Compiling .NET to Machine Code

Compiling .NET to Machine Code
Normally, when a .NET application is run, the JIT (Just In Time) compiler transforms the .NET intermediate code into machine code just before it gets executed. Because of this, the compiler only has very little time to optimize the code.
However, there's a feature many .NET developers aren't even aware of: ahead-of-time compilation or AOT in short. AOT means compiling an entire .NET assembly to machine code before it is executed and usually takes place either when the an application is installed or continuously in the background while the system is idle. It allows for time-consuming optimizations to be performed on the code that normally only a traditional C or C++ compiler would have time to do.
The advantage of this method over traditional compilation however is that it takes place on the end-user's machine.
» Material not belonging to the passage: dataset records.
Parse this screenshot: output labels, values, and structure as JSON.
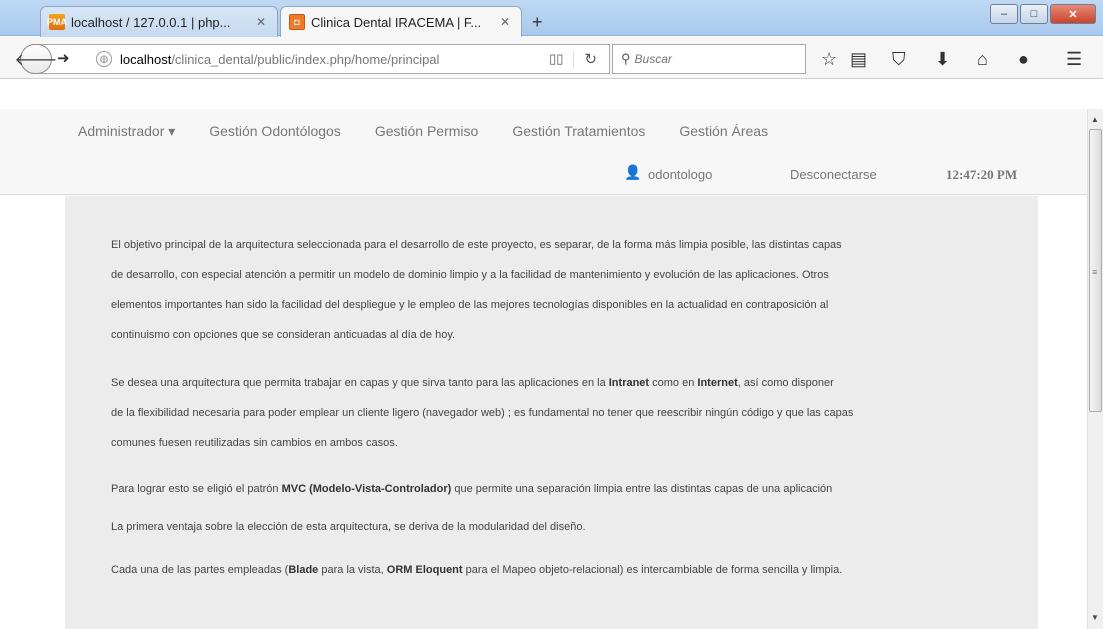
{
  "browser": {
    "tabs": [
      {
        "title": "localhost / 127.0.0.1 | php...",
        "favicon": "PMA",
        "active": false
      },
      {
        "title": "Clinica Dental IRACEMA | F...",
        "favicon": "",
        "active": true
      }
    ],
    "address": {
      "host": "localhost",
      "path": "/clinica_dental/public/index.php/home/principal"
    },
    "search_placeholder": "Buscar",
    "window_controls": {
      "minimize": "–",
      "maximize": "□",
      "close": "✕"
    }
  },
  "app": {
    "menu": [
      "Administrador ▾",
      "Gestión Odontólogos",
      "Gestión Permiso",
      "Gestión Tratamientos",
      "Gestión Áreas"
    ],
    "user": "odontologo",
    "logout": "Desconectarse",
    "time": "12:47:20 PM"
  },
  "content": {
    "p1": [
      "El objetivo principal de la arquitectura seleccionada para el desarrollo de este proyecto, es separar, de la forma más limpia posible, las distintas capas",
      "de desarrollo, con especial atención a permitir un modelo de dominio limpio y a la facilidad de mantenimiento y evolución de las aplicaciones. Otros",
      "elementos importantes han sido la facilidad del despliegue y le empleo de las mejores tecnologías disponibles en la actualidad en contraposición al",
      "continuismo con opciones que se consideran anticuadas al día de hoy."
    ],
    "p2": {
      "line1_a": "Se desea una arquitectura que permita trabajar en capas y que sirva tanto para las aplicaciones en la ",
      "intranet": "Intranet",
      "line1_b": " como en ",
      "internet": "Internet",
      "line1_c": ", así como disponer",
      "line2": "de la flexibilidad necesaria para poder emplear un cliente ligero (navegador web) ; es fundamental no tener que reescribir ningún código y que las capas",
      "line3": "comunes fuesen reutilizadas sin cambios en ambos casos."
    },
    "p3": {
      "a": "Para lograr esto se eligió el patrón ",
      "mvc": "MVC (Modelo-Vista-Controlador)",
      "b": " que permite una separación limpia entre las distintas capas de una aplicación"
    },
    "p4": "La primera ventaja sobre la elección de esta arquitectura, se deriva de la modularidad del diseño.",
    "p5": {
      "a": "Cada una de las partes empleadas (",
      "blade": "Blade",
      "b": " para la vista, ",
      "orm": "ORM Eloquent",
      "c": " para el Mapeo objeto-relacional) es intercambiable de forma sencilla y limpia."
    }
  },
  "colors": {
    "titlebar": "#a9c9ec",
    "nav_bg": "#f7f7f7",
    "content_bg": "#ececec",
    "close_btn": "#c7452e"
  }
}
Microsoft's .NET framework for example will compile .NET 2.0 assemblies to 32 bit code on a 32 bits operating system and to 64 bit code on a 64 bits operating system unless you tell it to do otherwise.
Microsoft .NET Framework
Microsoft's utility for AOT compilation is named ngen.exe, short for native image generator. It can be found in the directory the .NET runtime is installed in, eg. C:\Windows\Microsoft.NET\Framework\v2.0.50727 for the .NET Framework 2.0.
ngen.exe can be invoked from the command line in two different modes:
ImmediateUse ngen install or ngen update to immediately compile the given assembly to machine code. ngen.exe will compile the assembly and exit when it's done.
QueuedUsing this mode, assemblies are placed into a queue and will be compiled either at your measure or by a low-priority process while the system is idle. This mode can be accesses by adding the /queue:{123} argument at the command line.
ngen.exe will not modify the assemblies specified on the command line but instead put the compiled assemblies into a special folder that is checked whenever .NET needs to load an assembly.
(taken from
http://www.nuclex.org/)

1 comment:

Fondea said...

Well said.